Records drawn from a dataset
Start of Block

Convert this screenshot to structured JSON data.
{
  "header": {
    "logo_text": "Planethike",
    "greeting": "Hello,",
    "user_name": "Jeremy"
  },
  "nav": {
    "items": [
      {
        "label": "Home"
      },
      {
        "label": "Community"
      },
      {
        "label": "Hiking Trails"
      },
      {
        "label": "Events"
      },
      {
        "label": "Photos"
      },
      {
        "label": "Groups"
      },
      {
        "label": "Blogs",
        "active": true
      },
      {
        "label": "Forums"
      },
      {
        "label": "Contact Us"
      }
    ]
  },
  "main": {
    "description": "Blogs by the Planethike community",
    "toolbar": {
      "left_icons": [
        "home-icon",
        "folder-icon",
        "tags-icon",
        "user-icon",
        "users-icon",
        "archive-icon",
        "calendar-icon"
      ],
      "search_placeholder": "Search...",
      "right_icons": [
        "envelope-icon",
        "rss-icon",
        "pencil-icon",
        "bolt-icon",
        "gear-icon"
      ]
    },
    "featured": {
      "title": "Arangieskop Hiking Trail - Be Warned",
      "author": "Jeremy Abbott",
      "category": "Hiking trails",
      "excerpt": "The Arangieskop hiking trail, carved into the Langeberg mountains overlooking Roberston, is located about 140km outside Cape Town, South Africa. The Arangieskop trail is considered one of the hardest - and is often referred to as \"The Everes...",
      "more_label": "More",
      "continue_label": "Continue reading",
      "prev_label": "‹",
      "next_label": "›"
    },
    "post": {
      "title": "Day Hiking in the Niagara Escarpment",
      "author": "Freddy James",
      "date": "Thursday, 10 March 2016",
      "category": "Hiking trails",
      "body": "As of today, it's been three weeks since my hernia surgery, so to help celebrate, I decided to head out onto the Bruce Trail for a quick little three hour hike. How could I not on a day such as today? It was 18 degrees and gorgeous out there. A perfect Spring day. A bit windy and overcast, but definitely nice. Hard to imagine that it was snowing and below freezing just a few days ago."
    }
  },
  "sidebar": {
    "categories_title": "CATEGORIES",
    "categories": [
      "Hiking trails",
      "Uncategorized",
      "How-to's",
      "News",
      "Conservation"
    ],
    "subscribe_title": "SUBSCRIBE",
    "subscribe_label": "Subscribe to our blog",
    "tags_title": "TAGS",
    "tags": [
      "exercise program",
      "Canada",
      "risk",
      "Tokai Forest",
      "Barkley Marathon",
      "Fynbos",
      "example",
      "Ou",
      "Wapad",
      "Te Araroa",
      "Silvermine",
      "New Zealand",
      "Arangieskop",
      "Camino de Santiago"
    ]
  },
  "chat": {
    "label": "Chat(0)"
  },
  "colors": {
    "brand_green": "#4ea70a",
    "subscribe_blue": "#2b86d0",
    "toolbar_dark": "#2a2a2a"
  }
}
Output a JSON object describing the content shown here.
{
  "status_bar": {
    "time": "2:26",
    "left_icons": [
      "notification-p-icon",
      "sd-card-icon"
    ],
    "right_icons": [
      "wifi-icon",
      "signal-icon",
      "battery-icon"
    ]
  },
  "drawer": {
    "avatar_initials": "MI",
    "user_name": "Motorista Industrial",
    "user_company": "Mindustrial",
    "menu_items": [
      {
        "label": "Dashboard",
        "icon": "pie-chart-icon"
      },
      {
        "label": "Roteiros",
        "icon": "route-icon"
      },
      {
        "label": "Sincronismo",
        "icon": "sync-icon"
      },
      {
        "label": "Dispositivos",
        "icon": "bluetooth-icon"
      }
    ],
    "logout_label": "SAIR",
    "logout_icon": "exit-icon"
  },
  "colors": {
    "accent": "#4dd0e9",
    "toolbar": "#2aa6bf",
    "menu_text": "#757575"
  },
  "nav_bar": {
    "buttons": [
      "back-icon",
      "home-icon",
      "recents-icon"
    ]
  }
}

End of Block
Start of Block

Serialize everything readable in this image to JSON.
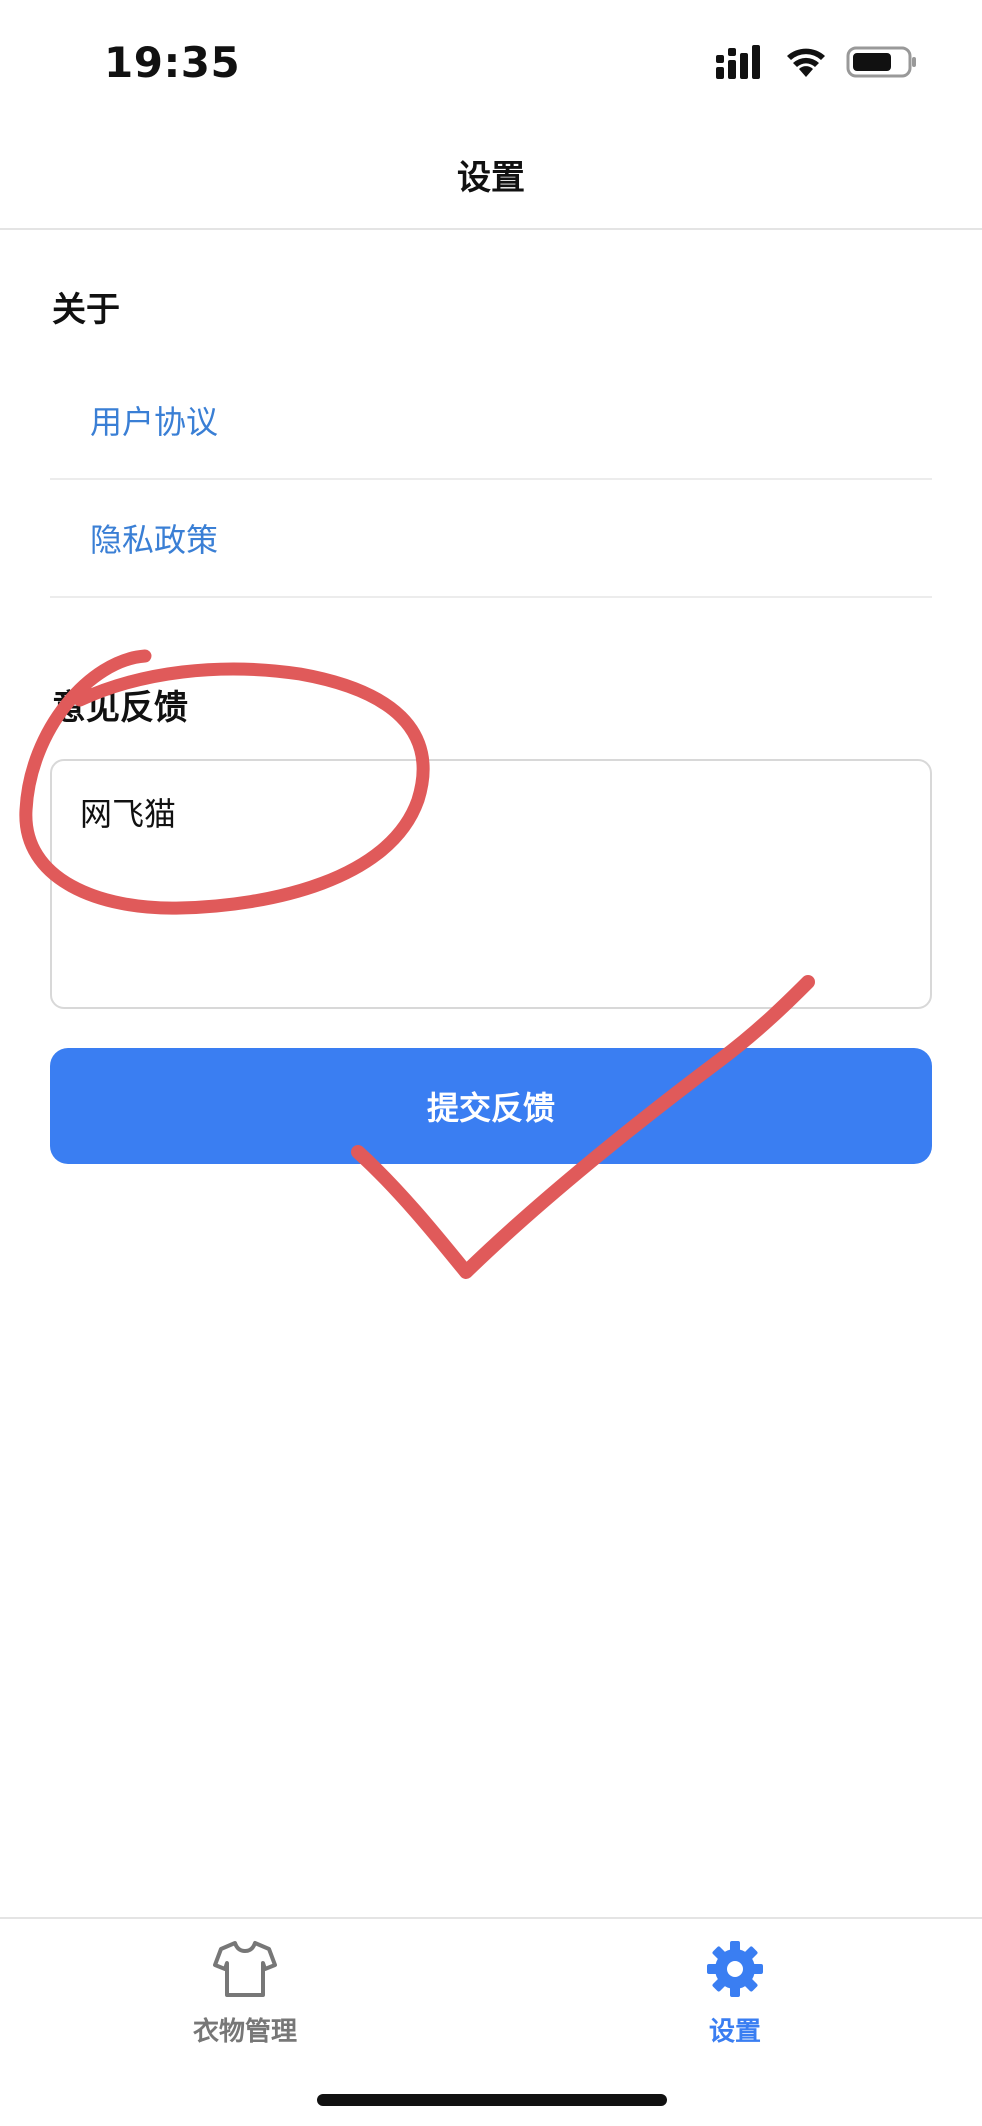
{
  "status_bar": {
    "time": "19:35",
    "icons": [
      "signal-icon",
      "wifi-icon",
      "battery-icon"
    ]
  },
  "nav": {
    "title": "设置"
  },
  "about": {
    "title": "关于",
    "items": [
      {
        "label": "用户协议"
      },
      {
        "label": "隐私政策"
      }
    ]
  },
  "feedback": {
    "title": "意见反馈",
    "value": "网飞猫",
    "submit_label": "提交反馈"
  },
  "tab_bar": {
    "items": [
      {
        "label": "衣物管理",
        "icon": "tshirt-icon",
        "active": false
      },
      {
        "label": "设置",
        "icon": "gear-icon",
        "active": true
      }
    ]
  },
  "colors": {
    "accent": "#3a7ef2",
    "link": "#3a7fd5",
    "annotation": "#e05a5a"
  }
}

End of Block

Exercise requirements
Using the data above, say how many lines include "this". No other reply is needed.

Exercise answer
2